Imagine that you are driving and have become hungry and decided to eat. Just above the top of a stand of trees ahead you catch a glimpse of the corner of a golden arch.
That sliver of a (worldwide trademarked) symbol immediately triggers reactions and thoughts in light of your situation. It is proof of the incredible value of using graphics that are consistent and employed across different media— in this case, on bags, cups, signage, TV, billboards, napkins, most everything. This is something most law firms execute poorly.
The golden arch causes you to consider your diet, how much money you have in your pocket, how much time you have to spend eating, prior experiences with the provider and its competition, etc. The arch reminds. Your thought process, and whether you turned off to go to McDonald’s, may have been the opposite had you instead seen one of those blue highway signs on the shoulder of the road depicting a knife and fork and saying Next Exit, or just a big sign in front of a non-descript building saying ‘fine food’.

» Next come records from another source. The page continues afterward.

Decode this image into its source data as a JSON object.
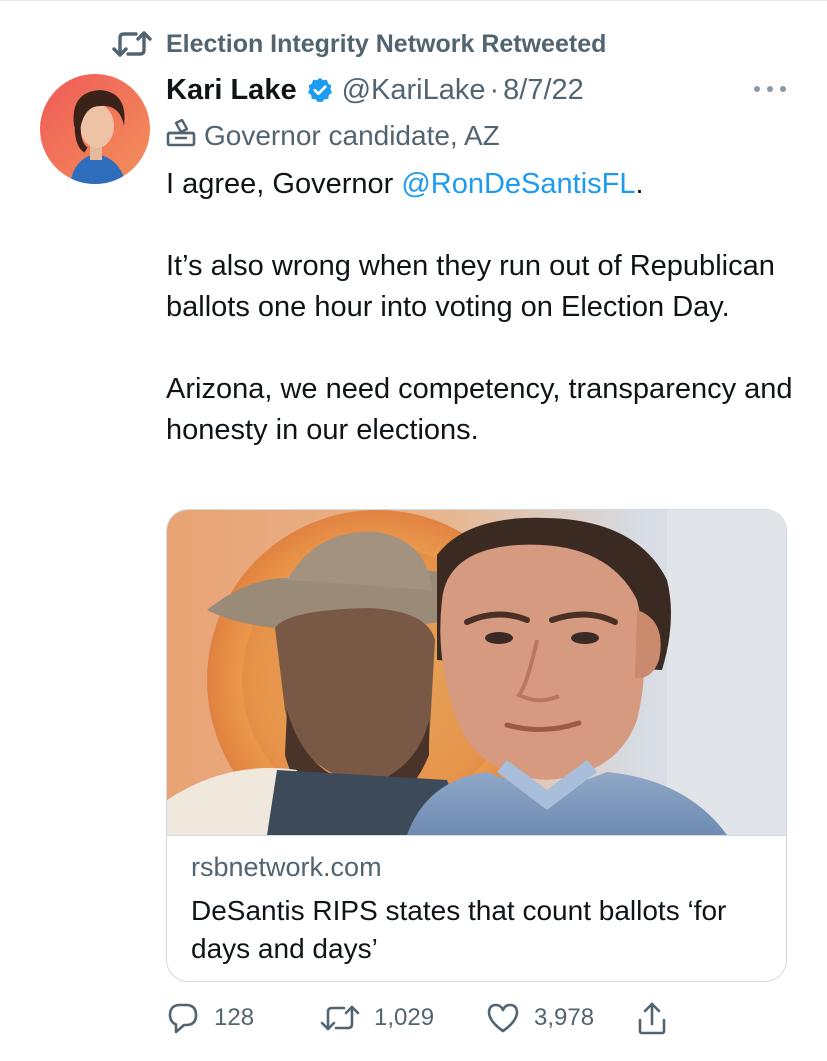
{
  "retweet_context": "Election Integrity Network Retweeted",
  "author": {
    "name": "Kari Lake",
    "handle": "@KariLake",
    "separator": "·",
    "date": "8/7/22",
    "label": "Governor candidate, AZ"
  },
  "tweet": {
    "line1_prefix": "I agree, Governor ",
    "line1_mention": "@RonDeSantisFL",
    "line1_suffix": ".",
    "paragraph2": "It’s also wrong when they run out of Republican ballots one hour into voting on Election Day.",
    "paragraph3": "Arizona, we need competency, transparency and honesty in our elections."
  },
  "card": {
    "domain": "rsbnetwork.com",
    "title": "DeSantis RIPS states that count ballots ‘for days and days’"
  },
  "metrics": {
    "replies": "128",
    "retweets": "1,029",
    "likes": "3,978"
  },
  "colors": {
    "accent": "#1d9bf0",
    "secondary_text": "#536471",
    "primary_text": "#0f1419",
    "border": "#cfd9de"
  },
  "icons": [
    "retweet-icon",
    "verified-badge-icon",
    "more-icon",
    "ballot-box-icon",
    "reply-icon",
    "like-icon",
    "share-icon"
  ]
}
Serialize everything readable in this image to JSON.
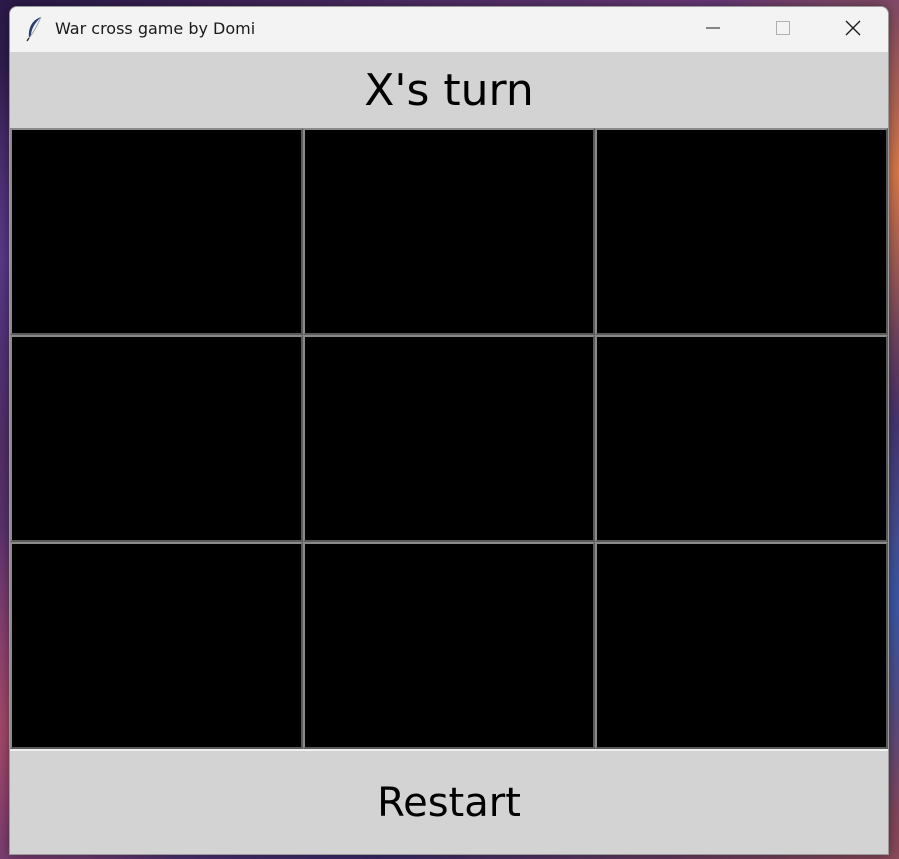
{
  "window": {
    "title": "War cross game by Domi",
    "icon": "feather-icon"
  },
  "controls": {
    "minimize_icon": "minimize-icon",
    "maximize_icon": "maximize-icon",
    "close_icon": "close-icon"
  },
  "game": {
    "turn_text": "X's turn",
    "cells": [
      "",
      "",
      "",
      "",
      "",
      "",
      "",
      "",
      ""
    ],
    "cell_color": "#000000",
    "background_color": "#d3d3d3"
  },
  "restart": {
    "label": "Restart"
  }
}
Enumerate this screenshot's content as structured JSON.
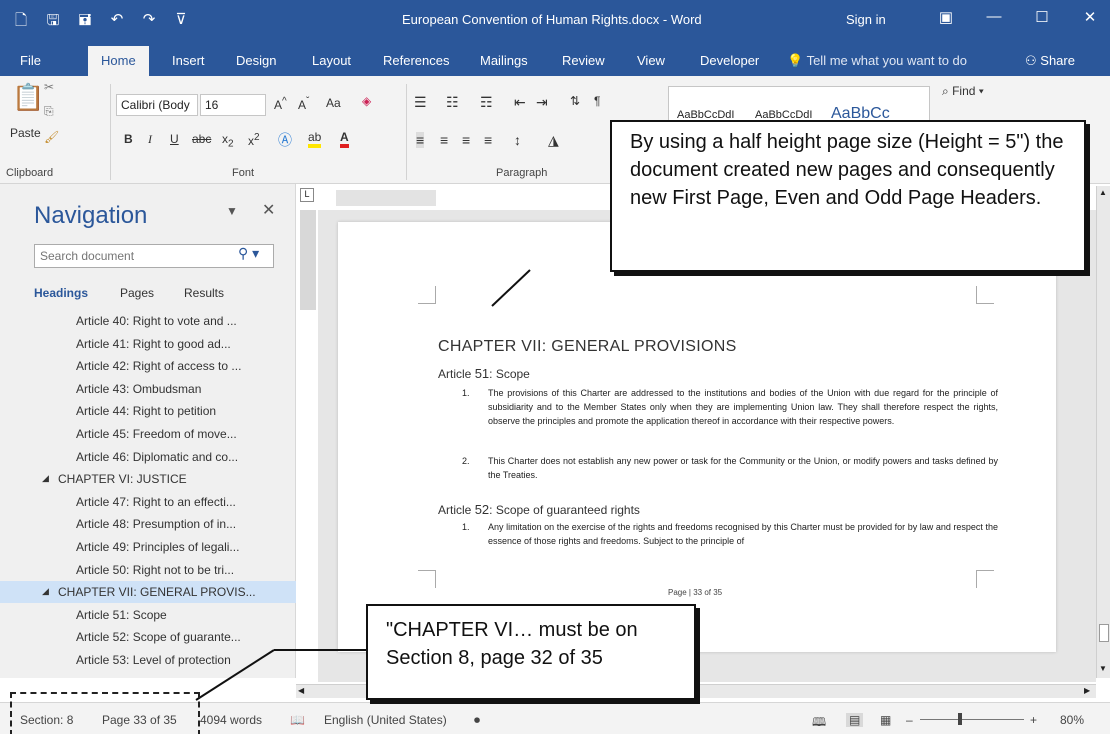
{
  "window": {
    "title": "European Convention of Human Rights.docx - Word",
    "sign_in": "Sign in",
    "brand_color": "#2b579a"
  },
  "ribbon_tabs": [
    "File",
    "Home",
    "Insert",
    "Design",
    "Layout",
    "References",
    "Mailings",
    "Review",
    "View",
    "Developer"
  ],
  "tell_me": "Tell me what you want to do",
  "share": "Share",
  "ribbon": {
    "paste": "Paste",
    "font_name": "Calibri (Body",
    "font_size": "16",
    "change_case": "Aa",
    "find": "Find",
    "styles_preview": [
      "AaBbCcDdI",
      "AaBbCcDdI",
      "AaBbCc"
    ],
    "groups": {
      "clipboard": "Clipboard",
      "font": "Font",
      "paragraph": "Paragraph"
    }
  },
  "navigation": {
    "title": "Navigation",
    "search_placeholder": "Search document",
    "tabs": [
      "Headings",
      "Pages",
      "Results"
    ],
    "items": [
      {
        "label": "Article 40: Right to vote and ...",
        "level": 2
      },
      {
        "label": "Article 41: Right to good ad...",
        "level": 2
      },
      {
        "label": "Article 42: Right of access to ...",
        "level": 2
      },
      {
        "label": "Article 43: Ombudsman",
        "level": 2
      },
      {
        "label": "Article 44: Right to petition",
        "level": 2
      },
      {
        "label": "Article 45: Freedom of move...",
        "level": 2
      },
      {
        "label": "Article 46: Diplomatic and co...",
        "level": 2
      },
      {
        "label": "CHAPTER VI: JUSTICE",
        "level": 1
      },
      {
        "label": "Article 47: Right to an effecti...",
        "level": 2
      },
      {
        "label": "Article 48: Presumption of in...",
        "level": 2
      },
      {
        "label": "Article 49: Principles of legali...",
        "level": 2
      },
      {
        "label": "Article 50: Right not to be tri...",
        "level": 2
      },
      {
        "label": "CHAPTER VII: GENERAL PROVIS...",
        "level": 1,
        "selected": true
      },
      {
        "label": "Article 51: Scope",
        "level": 2
      },
      {
        "label": "Article 52: Scope of guarante...",
        "level": 2
      },
      {
        "label": "Article 53: Level of protection",
        "level": 2
      }
    ]
  },
  "document": {
    "chapter_heading": "CHAPTER VII: GENERAL PROVISIONS",
    "article51": {
      "prefix": "Article",
      "num": "51",
      "title": ": Scope"
    },
    "para1_num": "1.",
    "para1": "The provisions of this Charter are addressed to the institutions and bodies of the Union with due regard for the principle of subsidiarity and to the Member States only when they are implementing Union law. They shall therefore respect the rights, observe the principles and promote the application thereof in accordance with their respective powers.",
    "para2_num": "2.",
    "para2": "This Charter does not establish any new power or task for the Community or the Union, or modify powers and tasks defined by the Treaties.",
    "article52": {
      "prefix": "Article",
      "num": "52",
      "title": ": Scope of guaranteed rights"
    },
    "para3_num": "1.",
    "para3": "Any limitation on the exercise of the rights and freedoms recognised by this Charter must be provided for by law and respect the essence of those rights and freedoms. Subject to the principle of",
    "footer": "Page | 33 of 35"
  },
  "status_bar": {
    "section": "Section: 8",
    "page": "Page 33 of 35",
    "words": "4094 words",
    "language": "English (United States)",
    "zoom": "80%"
  },
  "callouts": {
    "top": "By using a half height page size (Height = 5\") the document created new pages and consequently new First Page, Even and Odd Page Headers.",
    "bottom": "\"CHAPTER VI… must be on Section 8, page 32 of 35"
  }
}
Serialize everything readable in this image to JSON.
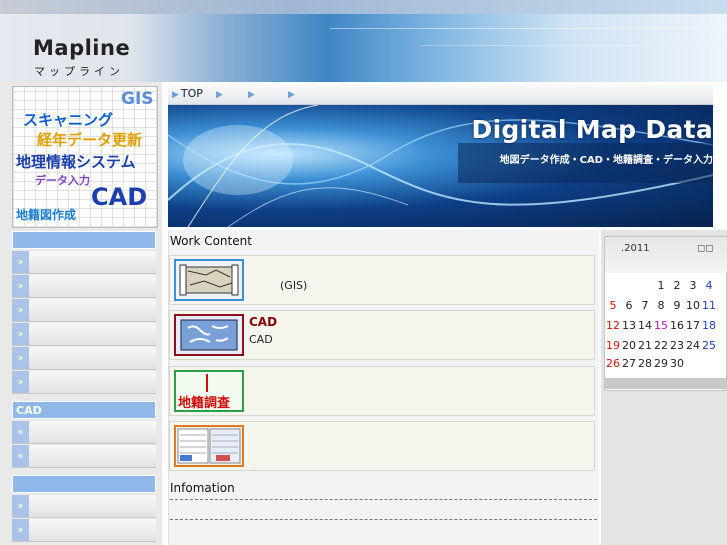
{
  "brand": {
    "name": "Mapline",
    "kana": "マップライン"
  },
  "promo": {
    "gis": "GIS",
    "scanning": "スキャニング",
    "aging": "経年データ更新",
    "gis_system": "地理情報システム",
    "data_input": "データ入力",
    "cad": "CAD",
    "map_drawing": "地籍図作成"
  },
  "sidebar": {
    "groups": [
      {
        "title": "",
        "items": [
          "",
          "",
          "",
          "",
          "",
          "",
          ""
        ]
      },
      {
        "title": "CAD",
        "items": [
          "",
          ""
        ]
      },
      {
        "title": "",
        "items": [
          "",
          ""
        ]
      }
    ],
    "arrow": "»"
  },
  "nav": {
    "items": [
      "TOP",
      "",
      "",
      ""
    ]
  },
  "banner": {
    "title": "Digital Map Data",
    "subtitle": "地図データ作成・CAD・地籍調査・データ入力"
  },
  "work": {
    "title": "Work Content",
    "cards": [
      {
        "heading": "",
        "text": "(GIS)"
      },
      {
        "heading": "CAD",
        "text": "CAD"
      },
      {
        "heading": "",
        "text": "",
        "thumb_label": "地籍調査"
      },
      {
        "heading": "",
        "text": ""
      }
    ]
  },
  "info": {
    "title": "Infomation"
  },
  "calendar": {
    "title": ".2011",
    "rows": [
      [
        "",
        "",
        "",
        "1",
        "2",
        "3",
        "4"
      ],
      [
        "5",
        "6",
        "7",
        "8",
        "9",
        "10",
        "11"
      ],
      [
        "12",
        "13",
        "14",
        "15",
        "16",
        "17",
        "18"
      ],
      [
        "19",
        "20",
        "21",
        "22",
        "23",
        "24",
        "25"
      ],
      [
        "26",
        "27",
        "28",
        "29",
        "30",
        "",
        ""
      ]
    ]
  },
  "colors": {
    "accent": "#8fb7e8",
    "holiday": "#d41010",
    "saturday": "#2040c0",
    "today": "#b020b0",
    "cad_heading": "#8b0000"
  }
}
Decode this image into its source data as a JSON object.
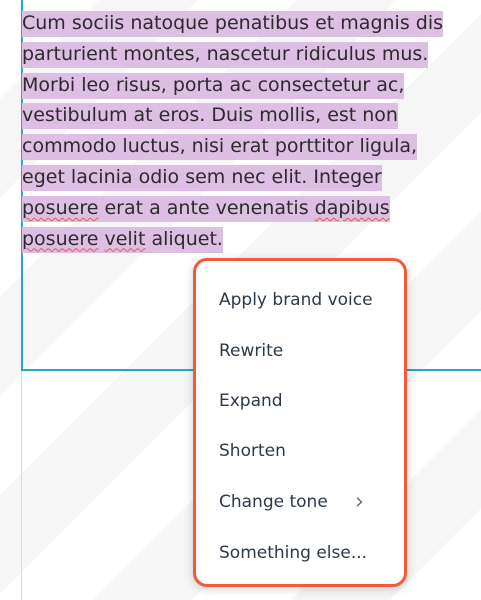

Every law firm needs to invest in a consistent presentation of its image. This is particularly important for corporate, transactional and defense groups. They have fewer chances than consumer product companies, or, say, advertising plaintiff lawyers, to touch their target market. It reinforces the good feelings of your clients, and encourages referrals because it triggers memories of prior experience and the quality of your firm. Recognize the key to building recognition of a mark like the golden arches lies in years of near-perfect execution.
Where law firms need to be careful is:
Never varying how your firm name appears. Not sometimes on one line and sometimes on two; not at the top of the page and then at the bottom; not differently because of limited space in an advertisement, or because “it’s just my church bulletin”.
Having all your stationery, including business cards and presentation materials (announcements, lobby signage, conference room coasters, PowerPoint slides and handouts, invitations, advertisements) printed in the same color and on the same paper. (Those coasters might be an exception.) Write down these standards; rigorously enforce them.
Having your Web site and email signature match, as well.
Develop or find a truly distinctive picture or mark, call it a logo, if you like—think of Texaco’s star, Target’s, well, red target. Don’t use the scales of justice, a gavel, columns of any type, a skyline unless you serve out-of-state clients and it’s somehow distinctive and important to the services they are likely to need. Avoid the first letters of your name partners hooked together, in a circle or square. Hundreds of firms use these predictable treatments; I guarantee several in your city do. This stuff is the knife and fork sign of the legal world.
Does this constitute a measure of what is called “branding”, meaning it differentiates, is enduring and makes a difference to those who see it? Yes, albeit to a limited degree and at limited expense. It’s a start.